> [YOUR TASK]: Print out the data precisely as it appears here, with no pictures.
──────── MATERIAL SUPPLIED ────────
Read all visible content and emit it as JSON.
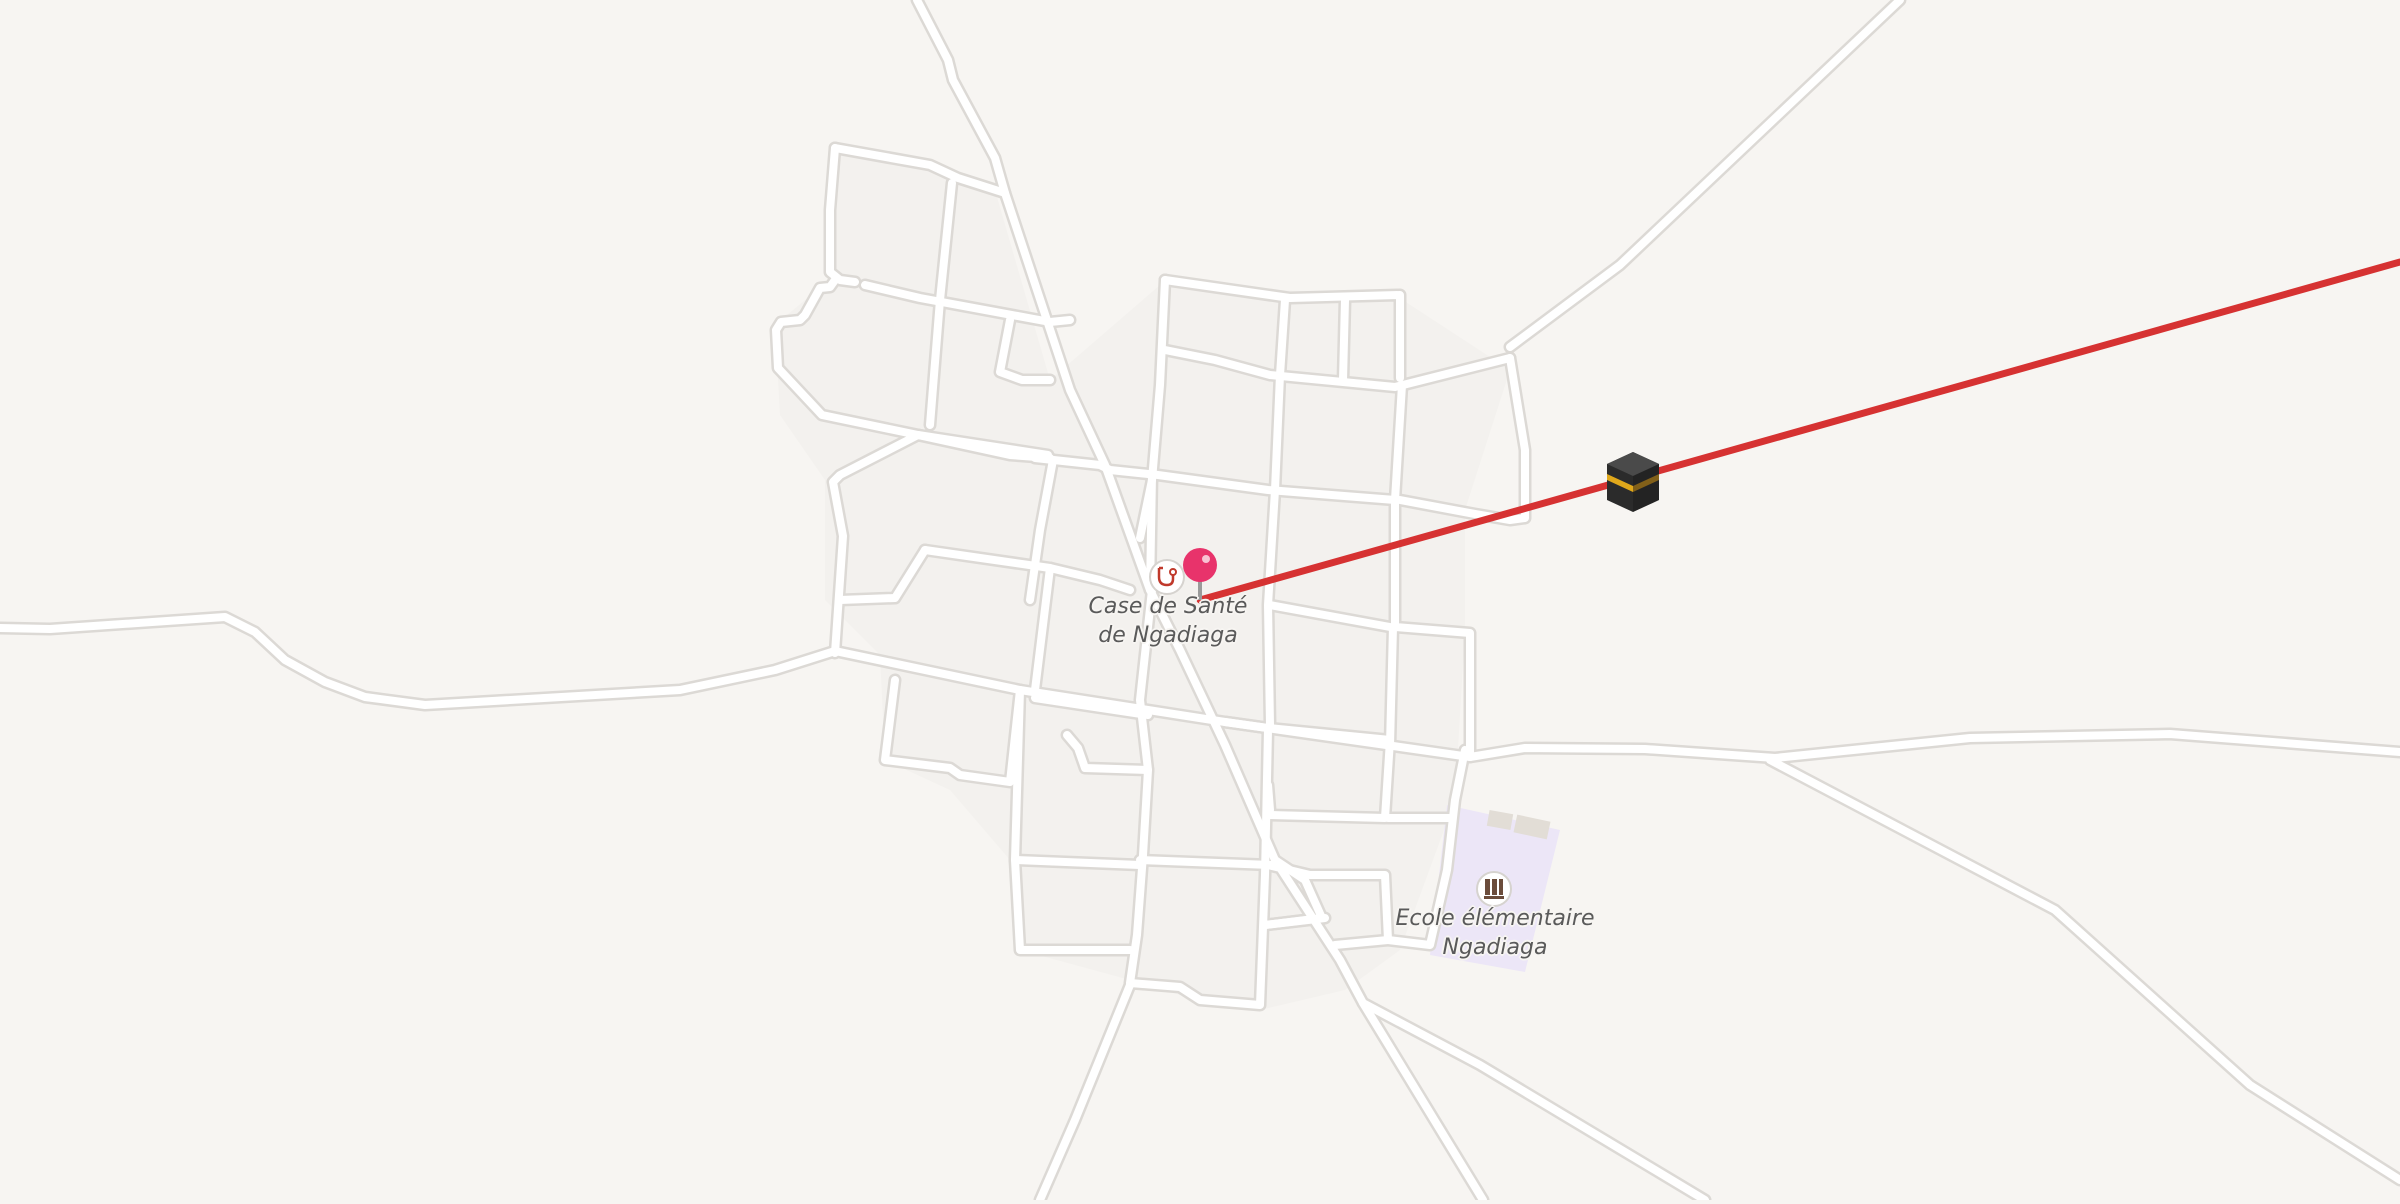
{
  "map": {
    "pois": [
      {
        "id": "health",
        "name_line1": "Case de Santé",
        "name_line2": "de Ngadiaga",
        "icon": "stethoscope-icon"
      },
      {
        "id": "school",
        "name_line1": "Ecole élémentaire",
        "name_line2": "Ngadiaga",
        "icon": "school-icon"
      }
    ],
    "pin": {
      "icon": "map-pin-icon",
      "color": "#e8336b"
    },
    "qibla": {
      "icon": "kaaba-icon",
      "line_color": "#d63232"
    },
    "colors": {
      "background": "#f7f5f2",
      "road_casing": "#d9d6d2",
      "road_fill": "#ffffff",
      "block_fill": "#f3f1ee",
      "school_area": "#ece6f7",
      "label_text": "#5a5a5a"
    }
  }
}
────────
> [ANSWER AREA]:
Read all visible content and emit it as JSON.
{
  "map": {
    "pois": [
      {
        "id": "health",
        "name_line1": "Case de Santé",
        "name_line2": "de Ngadiaga",
        "icon": "stethoscope-icon"
      },
      {
        "id": "school",
        "name_line1": "Ecole élémentaire",
        "name_line2": "Ngadiaga",
        "icon": "school-icon"
      }
    ],
    "pin": {
      "icon": "map-pin-icon",
      "color": "#e8336b"
    },
    "qibla": {
      "icon": "kaaba-icon",
      "line_color": "#d63232"
    },
    "colors": {
      "background": "#f7f5f2",
      "road_casing": "#d9d6d2",
      "road_fill": "#ffffff",
      "block_fill": "#f3f1ee",
      "school_area": "#ece6f7",
      "label_text": "#5a5a5a"
    }
  }
}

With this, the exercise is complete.